Common stockholders filed two class action lawsuits against AMC Entertainment Holdings, Inc. (AMC) and its board of directors (the “Board”). The lawsuits asserted fiduciary duty and statutory claims under section 242(b) of the Delaware General Corporation Law. The lawsuits were later consolidated. The stockholders challenge proposed amendments to the Third Amended and Restated Certificate of Incorporation of AMC, which was proposed in connection with a special meeting of the AMC stockholders that was scheduled to be held on March 14, 2023. 

Plaintiffs alleged the Board sought to “neutralize and circumvent” the voting rights of the common stockholders by: (i) issuing the company’s outstanding AMC Preferred Equity Units (“APE”); (ii) entering into a Deposit Agreement to “supercharge the voting power of the Preferred Stock relative to the Class A common stock” via the proportional voting provision; (iii) selling hundreds of millions of APEs to new investors; (iv) buying votes for the Proposals through AMC’s deal with Antara; and (v) “structur[ing] the Proposals to include a conversion of APEs into Class A shares on a one-for-one basis, which will result in a significant transfer of value from the Class A stockholders to the APE holders, to financially incentivize APE holders to vote for the Proposals.”

Shortly after the filing and consolidation of the lawsuits, the parties “stipulated to expedited proceedings and a status quo order by which the defendants agreed not to amend … [AMC’s] certificate of incorporation as a result of any vote at the Company’s March 14 special meeting, pending the Court’s ruling on the plaintiffs’ forthcoming preliminary injunction motion”, which was scheduled to be heard on April 27. 

On April 3, AMC announced that the parties reached a proposed settlement, where the parties agreed that if the Court approves lifting the status quo order, AMC would (i) “increase the authorized number of shares of Common Stock,” (ii) “convert the Company’s outstanding … [APEs] into shares of Common Stock,” and (iii) “effect a 1-to-10 reverse split of AMC equity.”  AMC pre-conversion common stockholders would receive “one additional share of Common Stock for every seven-and-one-half (7.5) shares of Common Stock held as of the issuance.” The issue for the Court was that the unopposed motion to lift the status quo order contemplated performance of the settlement before Court could conduct a settlement hearing, including stockholders being notified of the settlement and having the opportunity to object.     

In denying the motion to lift the status quo order, the Court held that the party seeking a modification or vacatur of a status quo order bears the burden to show good cause why the order should be modified or vacated, and the decision is ultimately left to the discretion of the Court. The Court further noted how it has cautioned parties against performing settlement obligations, even partially, prior to a class action settlement hearing, because doing so prevents the Court from meeting its obligation to oversee class action settlements. The Court ultimately found that there was no good cause to lift the status quo order in this case.    
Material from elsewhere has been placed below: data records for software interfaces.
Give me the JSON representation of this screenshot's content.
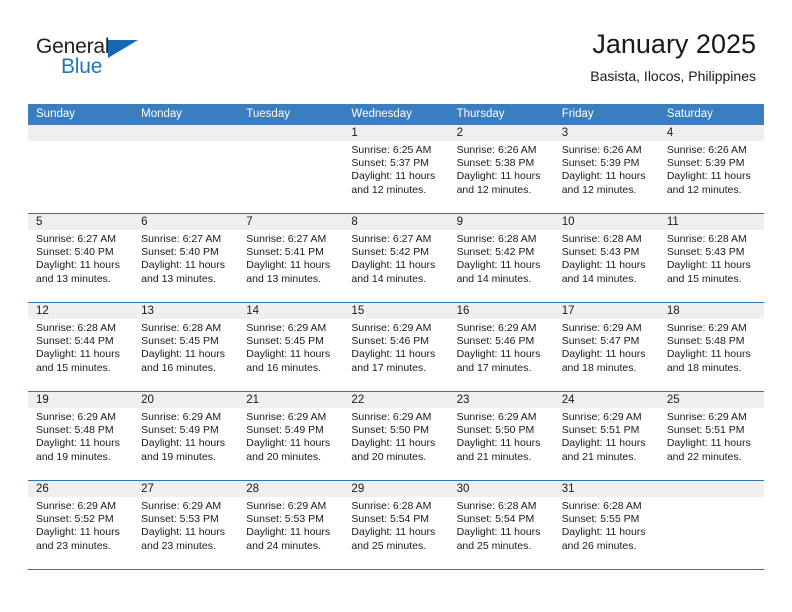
{
  "brand": {
    "name_part1": "General",
    "name_part2": "Blue"
  },
  "header": {
    "title": "January 2025",
    "subtitle": "Basista, Ilocos, Philippines"
  },
  "calendar": {
    "weekday_headers": [
      "Sunday",
      "Monday",
      "Tuesday",
      "Wednesday",
      "Thursday",
      "Friday",
      "Saturday"
    ],
    "accent_color": "#3a7ec0",
    "row_divider_color": "#2e75b6",
    "daynum_band_color": "#efefef",
    "weeks": [
      [
        {
          "day": "",
          "sunrise": "",
          "sunset": "",
          "daylight": "",
          "empty": true
        },
        {
          "day": "",
          "sunrise": "",
          "sunset": "",
          "daylight": "",
          "empty": true
        },
        {
          "day": "",
          "sunrise": "",
          "sunset": "",
          "daylight": "",
          "empty": true
        },
        {
          "day": "1",
          "sunrise": "Sunrise: 6:25 AM",
          "sunset": "Sunset: 5:37 PM",
          "daylight": "Daylight: 11 hours and 12 minutes."
        },
        {
          "day": "2",
          "sunrise": "Sunrise: 6:26 AM",
          "sunset": "Sunset: 5:38 PM",
          "daylight": "Daylight: 11 hours and 12 minutes."
        },
        {
          "day": "3",
          "sunrise": "Sunrise: 6:26 AM",
          "sunset": "Sunset: 5:39 PM",
          "daylight": "Daylight: 11 hours and 12 minutes."
        },
        {
          "day": "4",
          "sunrise": "Sunrise: 6:26 AM",
          "sunset": "Sunset: 5:39 PM",
          "daylight": "Daylight: 11 hours and 12 minutes."
        }
      ],
      [
        {
          "day": "5",
          "sunrise": "Sunrise: 6:27 AM",
          "sunset": "Sunset: 5:40 PM",
          "daylight": "Daylight: 11 hours and 13 minutes."
        },
        {
          "day": "6",
          "sunrise": "Sunrise: 6:27 AM",
          "sunset": "Sunset: 5:40 PM",
          "daylight": "Daylight: 11 hours and 13 minutes."
        },
        {
          "day": "7",
          "sunrise": "Sunrise: 6:27 AM",
          "sunset": "Sunset: 5:41 PM",
          "daylight": "Daylight: 11 hours and 13 minutes."
        },
        {
          "day": "8",
          "sunrise": "Sunrise: 6:27 AM",
          "sunset": "Sunset: 5:42 PM",
          "daylight": "Daylight: 11 hours and 14 minutes."
        },
        {
          "day": "9",
          "sunrise": "Sunrise: 6:28 AM",
          "sunset": "Sunset: 5:42 PM",
          "daylight": "Daylight: 11 hours and 14 minutes."
        },
        {
          "day": "10",
          "sunrise": "Sunrise: 6:28 AM",
          "sunset": "Sunset: 5:43 PM",
          "daylight": "Daylight: 11 hours and 14 minutes."
        },
        {
          "day": "11",
          "sunrise": "Sunrise: 6:28 AM",
          "sunset": "Sunset: 5:43 PM",
          "daylight": "Daylight: 11 hours and 15 minutes."
        }
      ],
      [
        {
          "day": "12",
          "sunrise": "Sunrise: 6:28 AM",
          "sunset": "Sunset: 5:44 PM",
          "daylight": "Daylight: 11 hours and 15 minutes."
        },
        {
          "day": "13",
          "sunrise": "Sunrise: 6:28 AM",
          "sunset": "Sunset: 5:45 PM",
          "daylight": "Daylight: 11 hours and 16 minutes."
        },
        {
          "day": "14",
          "sunrise": "Sunrise: 6:29 AM",
          "sunset": "Sunset: 5:45 PM",
          "daylight": "Daylight: 11 hours and 16 minutes."
        },
        {
          "day": "15",
          "sunrise": "Sunrise: 6:29 AM",
          "sunset": "Sunset: 5:46 PM",
          "daylight": "Daylight: 11 hours and 17 minutes."
        },
        {
          "day": "16",
          "sunrise": "Sunrise: 6:29 AM",
          "sunset": "Sunset: 5:46 PM",
          "daylight": "Daylight: 11 hours and 17 minutes."
        },
        {
          "day": "17",
          "sunrise": "Sunrise: 6:29 AM",
          "sunset": "Sunset: 5:47 PM",
          "daylight": "Daylight: 11 hours and 18 minutes."
        },
        {
          "day": "18",
          "sunrise": "Sunrise: 6:29 AM",
          "sunset": "Sunset: 5:48 PM",
          "daylight": "Daylight: 11 hours and 18 minutes."
        }
      ],
      [
        {
          "day": "19",
          "sunrise": "Sunrise: 6:29 AM",
          "sunset": "Sunset: 5:48 PM",
          "daylight": "Daylight: 11 hours and 19 minutes."
        },
        {
          "day": "20",
          "sunrise": "Sunrise: 6:29 AM",
          "sunset": "Sunset: 5:49 PM",
          "daylight": "Daylight: 11 hours and 19 minutes."
        },
        {
          "day": "21",
          "sunrise": "Sunrise: 6:29 AM",
          "sunset": "Sunset: 5:49 PM",
          "daylight": "Daylight: 11 hours and 20 minutes."
        },
        {
          "day": "22",
          "sunrise": "Sunrise: 6:29 AM",
          "sunset": "Sunset: 5:50 PM",
          "daylight": "Daylight: 11 hours and 20 minutes."
        },
        {
          "day": "23",
          "sunrise": "Sunrise: 6:29 AM",
          "sunset": "Sunset: 5:50 PM",
          "daylight": "Daylight: 11 hours and 21 minutes."
        },
        {
          "day": "24",
          "sunrise": "Sunrise: 6:29 AM",
          "sunset": "Sunset: 5:51 PM",
          "daylight": "Daylight: 11 hours and 21 minutes."
        },
        {
          "day": "25",
          "sunrise": "Sunrise: 6:29 AM",
          "sunset": "Sunset: 5:51 PM",
          "daylight": "Daylight: 11 hours and 22 minutes."
        }
      ],
      [
        {
          "day": "26",
          "sunrise": "Sunrise: 6:29 AM",
          "sunset": "Sunset: 5:52 PM",
          "daylight": "Daylight: 11 hours and 23 minutes."
        },
        {
          "day": "27",
          "sunrise": "Sunrise: 6:29 AM",
          "sunset": "Sunset: 5:53 PM",
          "daylight": "Daylight: 11 hours and 23 minutes."
        },
        {
          "day": "28",
          "sunrise": "Sunrise: 6:29 AM",
          "sunset": "Sunset: 5:53 PM",
          "daylight": "Daylight: 11 hours and 24 minutes."
        },
        {
          "day": "29",
          "sunrise": "Sunrise: 6:28 AM",
          "sunset": "Sunset: 5:54 PM",
          "daylight": "Daylight: 11 hours and 25 minutes."
        },
        {
          "day": "30",
          "sunrise": "Sunrise: 6:28 AM",
          "sunset": "Sunset: 5:54 PM",
          "daylight": "Daylight: 11 hours and 25 minutes."
        },
        {
          "day": "31",
          "sunrise": "Sunrise: 6:28 AM",
          "sunset": "Sunset: 5:55 PM",
          "daylight": "Daylight: 11 hours and 26 minutes."
        },
        {
          "day": "",
          "sunrise": "",
          "sunset": "",
          "daylight": "",
          "empty": true
        }
      ]
    ]
  }
}
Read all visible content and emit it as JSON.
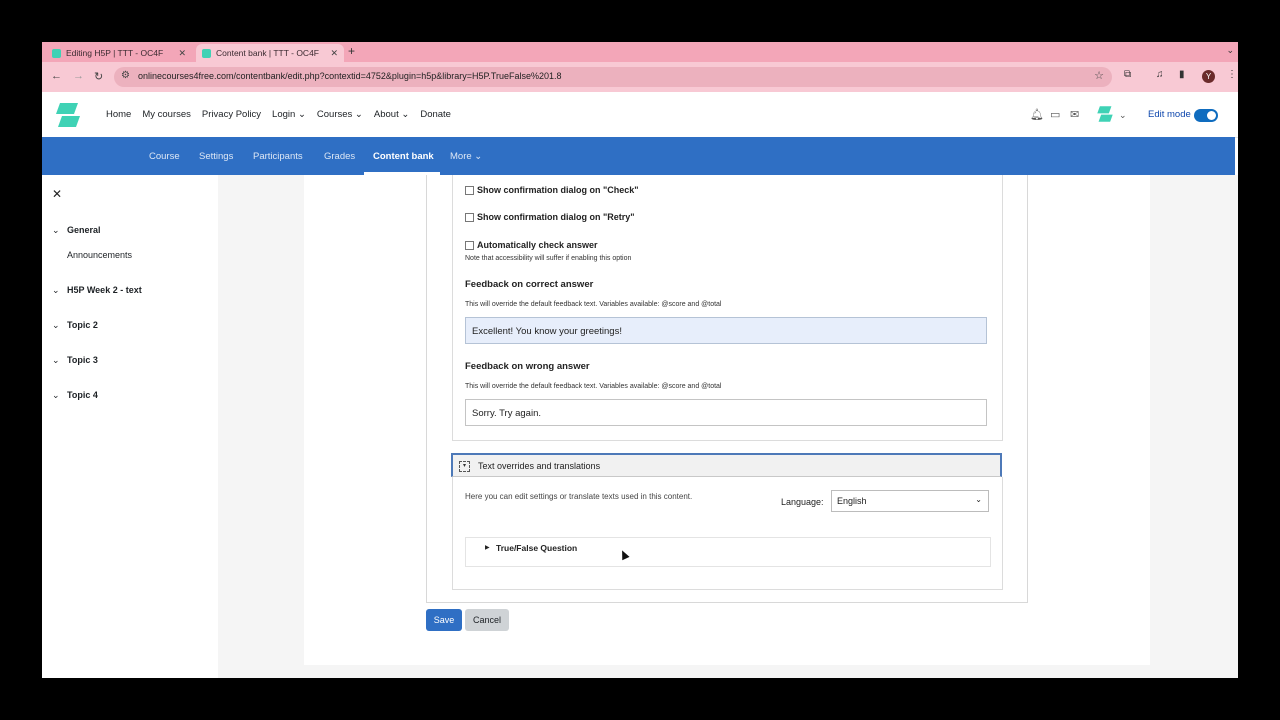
{
  "browser": {
    "tabs": [
      {
        "title": "Editing H5P | TTT - OC4F",
        "active": false
      },
      {
        "title": "Content bank | TTT - OC4F",
        "active": true
      }
    ],
    "url": "onlinecourses4free.com/contentbank/edit.php?contextid=4752&plugin=h5p&library=H5P.TrueFalse%201.8",
    "profile_initial": "Y"
  },
  "site_nav": {
    "items": [
      "Home",
      "My courses",
      "Privacy Policy",
      "Login",
      "Courses",
      "About",
      "Donate"
    ],
    "edit_mode_label": "Edit mode",
    "edit_mode_on": true
  },
  "course_nav": {
    "items": [
      "Course",
      "Settings",
      "Participants",
      "Grades",
      "Content bank",
      "More"
    ],
    "active": "Content bank"
  },
  "drawer": {
    "sections": [
      {
        "title": "General",
        "children": [
          "Announcements"
        ]
      },
      {
        "title": "H5P Week 2 - text",
        "children": []
      },
      {
        "title": "Topic 2",
        "children": []
      },
      {
        "title": "Topic 3",
        "children": []
      },
      {
        "title": "Topic 4",
        "children": []
      }
    ]
  },
  "editor": {
    "checkboxes": [
      {
        "label": "Show confirmation dialog on \"Check\"",
        "checked": false
      },
      {
        "label": "Show confirmation dialog on \"Retry\"",
        "checked": false
      },
      {
        "label": "Automatically check answer",
        "checked": false
      }
    ],
    "auto_check_note": "Note that accessibility will suffer if enabling this option",
    "feedback_correct": {
      "label": "Feedback on correct answer",
      "description": "This will override the default feedback text. Variables available: @score and @total",
      "value": "Excellent! You know your greetings!"
    },
    "feedback_wrong": {
      "label": "Feedback on wrong answer",
      "description": "This will override the default feedback text. Variables available: @score and @total",
      "value": "Sorry. Try again."
    },
    "overrides": {
      "title": "Text overrides and translations",
      "description": "Here you can edit settings or translate texts used in this content.",
      "language_label": "Language:",
      "language_value": "English",
      "group_label": "True/False Question"
    }
  },
  "actions": {
    "save": "Save",
    "cancel": "Cancel"
  },
  "colors": {
    "tab_strip": "#f3a6b8",
    "course_nav": "#2f6fc4",
    "primary_button": "#2f6fc4"
  }
}
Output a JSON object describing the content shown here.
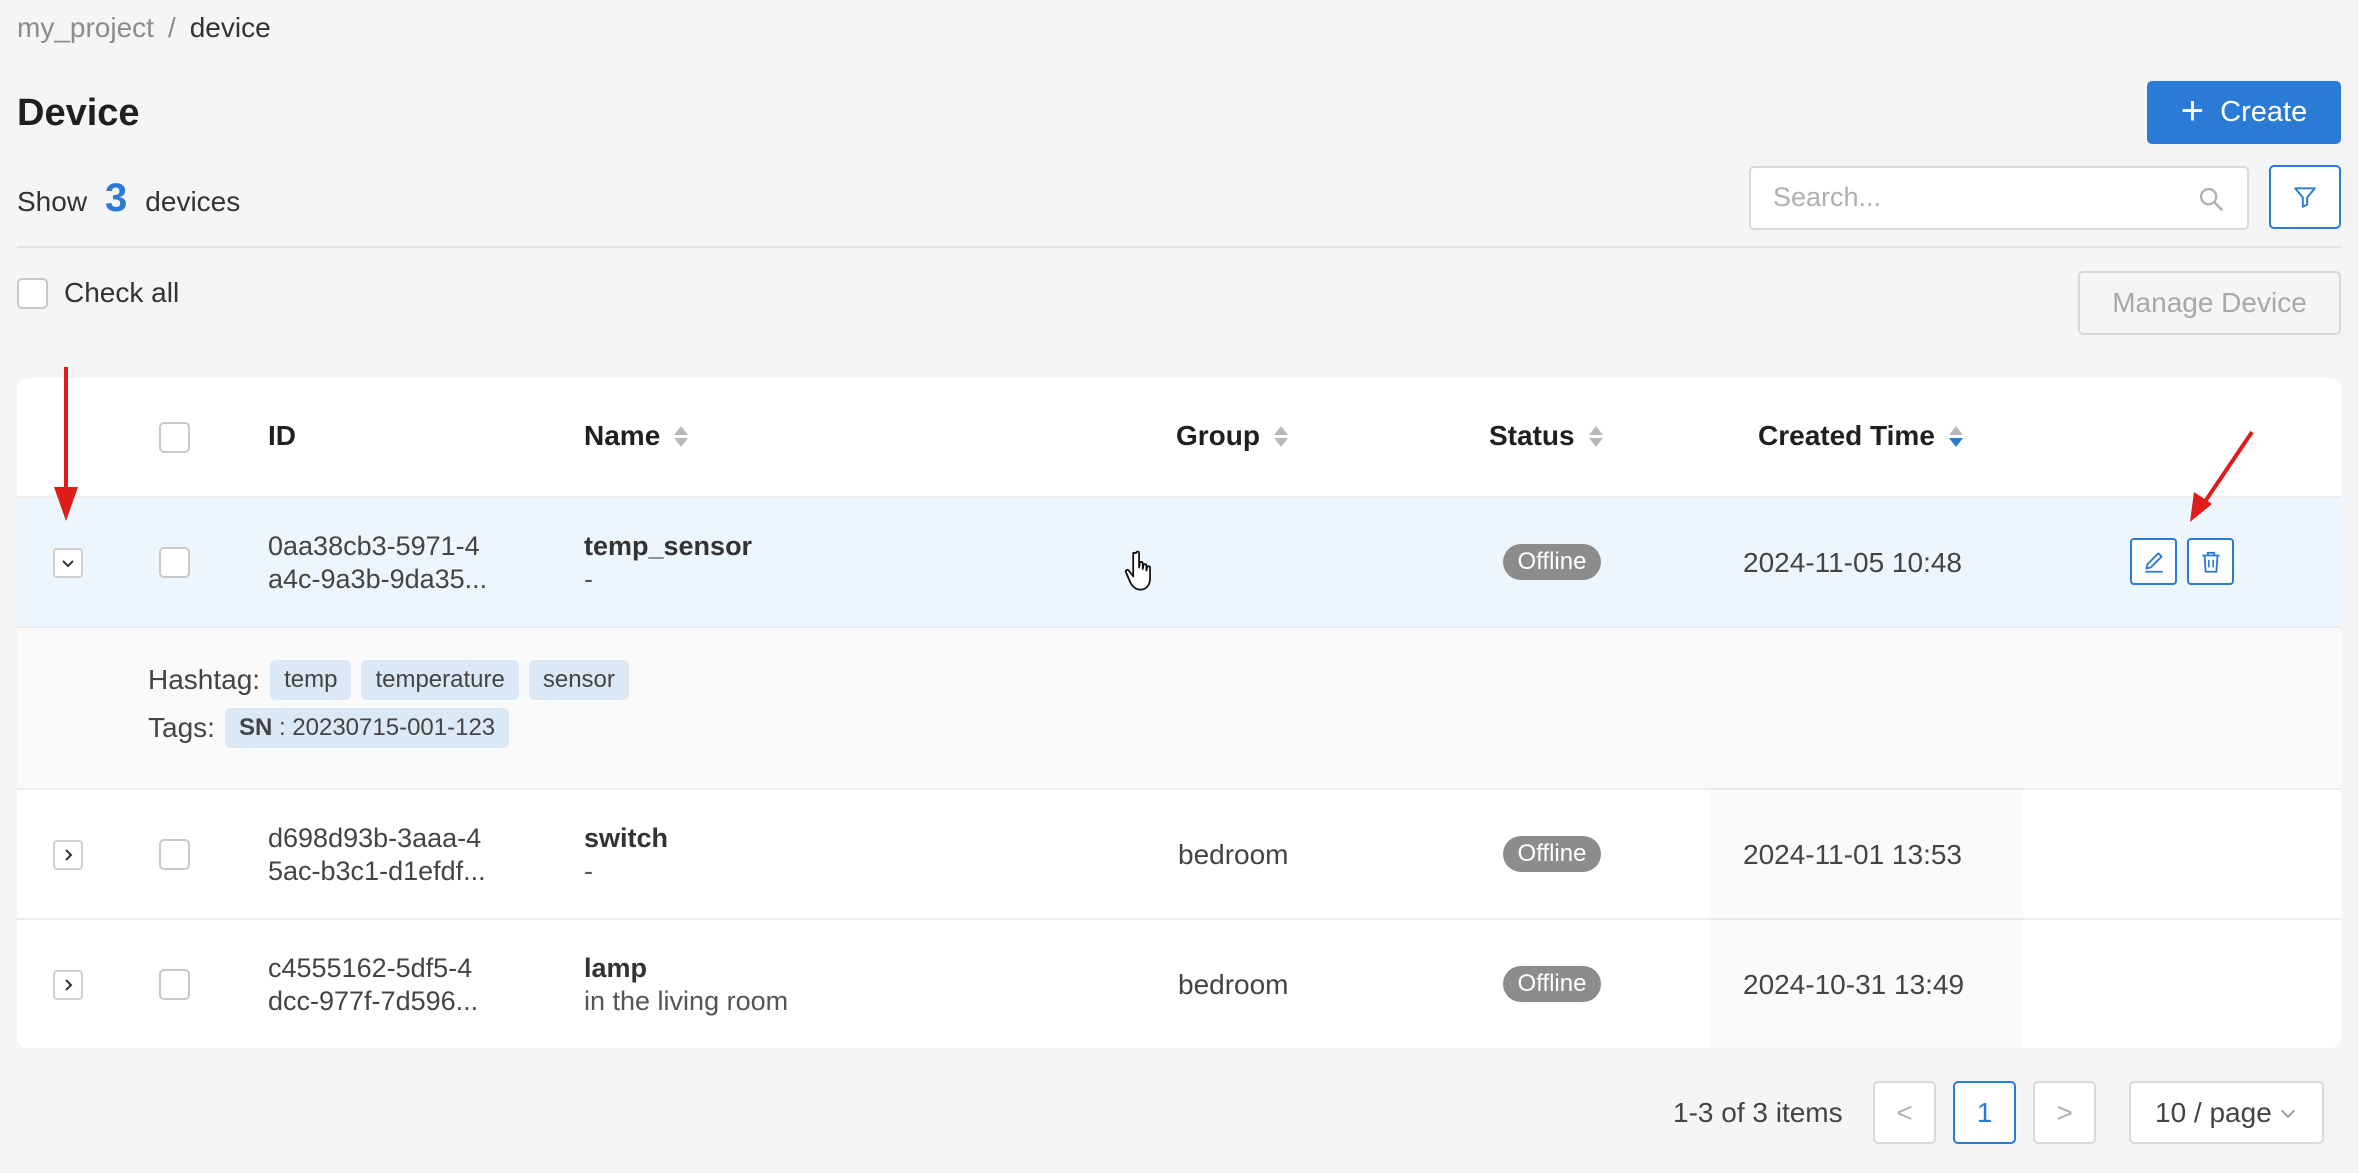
{
  "breadcrumb": {
    "project": "my_project",
    "separator": "/",
    "current": "device"
  },
  "page": {
    "title": "Device",
    "create_label": "Create",
    "create_icon": "plus-icon"
  },
  "summary": {
    "show_label": "Show",
    "count": "3",
    "unit_label": "devices"
  },
  "search": {
    "placeholder": "Search...",
    "value": ""
  },
  "toolbar": {
    "check_all_label": "Check all",
    "manage_label": "Manage Device"
  },
  "table": {
    "columns": {
      "id": "ID",
      "name": "Name",
      "group": "Group",
      "status": "Status",
      "created": "Created Time"
    },
    "rows": [
      {
        "id_line1": "0aa38cb3-5971-4",
        "id_line2": "a4c-9a3b-9da35...",
        "name": "temp_sensor",
        "description": "-",
        "group": "",
        "status": "Offline",
        "created": "2024-11-05 10:48",
        "expanded": true
      },
      {
        "id_line1": "d698d93b-3aaa-4",
        "id_line2": "5ac-b3c1-d1efdf...",
        "name": "switch",
        "description": "-",
        "group": "bedroom",
        "status": "Offline",
        "created": "2024-11-01 13:53"
      },
      {
        "id_line1": "c4555162-5df5-4",
        "id_line2": "dcc-977f-7d596...",
        "name": "lamp",
        "description": "in the living room",
        "group": "bedroom",
        "status": "Offline",
        "created": "2024-10-31 13:49"
      }
    ],
    "expanded_detail": {
      "hashtag_label": "Hashtag:",
      "hashtags": [
        "temp",
        "temperature",
        "sensor"
      ],
      "tags_label": "Tags:",
      "tag_key": "SN",
      "tag_value": ": 20230715-001-123"
    }
  },
  "pagination": {
    "total_text": "1-3 of 3 items",
    "current_page": "1",
    "prev": "<",
    "next": ">",
    "page_size": "10 / page"
  },
  "colors": {
    "primary": "#2a7bd6",
    "status_offline": "#8c8c8c",
    "annotation_arrow": "#e01b1b"
  }
}
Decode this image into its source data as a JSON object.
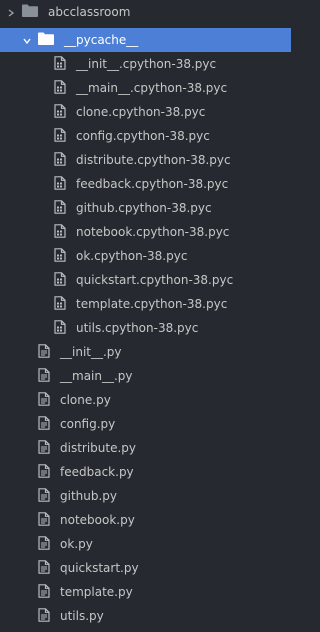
{
  "tree": {
    "root": {
      "label": "abcclassroom",
      "icon": "folder-icon",
      "state": "collapsed-view"
    },
    "pycache": {
      "label": "__pycache__",
      "icon": "folder-open-icon",
      "expanded": true,
      "selected": true,
      "items": [
        "__init__.cpython-38.pyc",
        "__main__.cpython-38.pyc",
        "clone.cpython-38.pyc",
        "config.cpython-38.pyc",
        "distribute.cpython-38.pyc",
        "feedback.cpython-38.pyc",
        "github.cpython-38.pyc",
        "notebook.cpython-38.pyc",
        "ok.cpython-38.pyc",
        "quickstart.cpython-38.pyc",
        "template.cpython-38.pyc",
        "utils.cpython-38.pyc"
      ]
    },
    "files": [
      "__init__.py",
      "__main__.py",
      "clone.py",
      "config.py",
      "distribute.py",
      "feedback.py",
      "github.py",
      "notebook.py",
      "ok.py",
      "quickstart.py",
      "template.py",
      "utils.py"
    ]
  },
  "colors": {
    "background": "#262a30",
    "selection": "#4d7fd6",
    "text": "#c5c8c6",
    "icon": "#b8bcc0"
  }
}
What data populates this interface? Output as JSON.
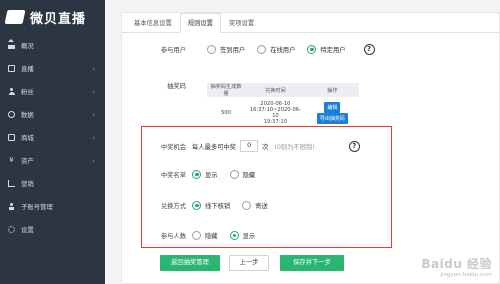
{
  "brand": {
    "name": "微贝直播"
  },
  "sidebar": {
    "items": [
      {
        "label": "概况",
        "icon": "home-icon",
        "chevron": false
      },
      {
        "label": "直播",
        "icon": "tv-icon",
        "chevron": true
      },
      {
        "label": "粉丝",
        "icon": "user-icon",
        "chevron": true
      },
      {
        "label": "数据",
        "icon": "eye-icon",
        "chevron": true
      },
      {
        "label": "商城",
        "icon": "bag-icon",
        "chevron": true
      },
      {
        "label": "资产",
        "icon": "yen-icon",
        "chevron": true
      },
      {
        "label": "营销",
        "icon": "bar-chart-icon",
        "chevron": false
      },
      {
        "label": "子账号管理",
        "icon": "person-icon",
        "chevron": false
      },
      {
        "label": "设置",
        "icon": "gear-icon",
        "chevron": false
      }
    ],
    "chevron_glyph": "‹"
  },
  "tabs": [
    {
      "label": "基本信息设置",
      "active": false
    },
    {
      "label": "规则设置",
      "active": true
    },
    {
      "label": "奖项设置",
      "active": false
    }
  ],
  "participants": {
    "label": "参与用户",
    "options": [
      {
        "label": "签到用户",
        "selected": false
      },
      {
        "label": "在线用户",
        "selected": false
      },
      {
        "label": "特定用户",
        "selected": true
      }
    ]
  },
  "lottery_code": {
    "label": "抽奖码",
    "columns": [
      "抽奖码生成数量",
      "兑换时间",
      "操作"
    ],
    "rows": [
      {
        "count": "500",
        "time_line1": "2020-06-10",
        "time_line2": "16:37:10~2020-06-10",
        "time_line3": "19:37:10",
        "actions": [
          "编辑",
          "导出抽奖码"
        ]
      }
    ]
  },
  "win_chance": {
    "label": "中奖机会",
    "prefix": "每人最多可中奖",
    "value": "0",
    "unit": "次",
    "hint": "(0则为不限制)"
  },
  "winner_list": {
    "label": "中奖名单",
    "options": [
      {
        "label": "显示",
        "selected": true
      },
      {
        "label": "隐藏",
        "selected": false
      }
    ]
  },
  "redeem_method": {
    "label": "兑换方式",
    "options": [
      {
        "label": "线下核销",
        "selected": true
      },
      {
        "label": "寄送",
        "selected": false
      }
    ]
  },
  "participant_count": {
    "label": "参与人数",
    "options": [
      {
        "label": "隐藏",
        "selected": false
      },
      {
        "label": "显示",
        "selected": true
      }
    ]
  },
  "buttons": {
    "back": "返回抽奖管理",
    "prev": "上一步",
    "save_next": "保存并下一步"
  },
  "help_glyph": "?",
  "watermark": {
    "brand": "Baidu 经验",
    "url": "jingyan.baidu.com"
  },
  "colors": {
    "sidebar_bg": "#2c3542",
    "accent_green": "#2bb573",
    "action_blue": "#1c7fd9",
    "highlight_red": "#e53935"
  }
}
This case is also noteworthy given the numerous objections received by the Court from AMC stockholders, notwithstanding that notice of the settlement has not even been formally provided and a settlement hearing has not been scheduled.   


stockholder, class action, delaware court of chancery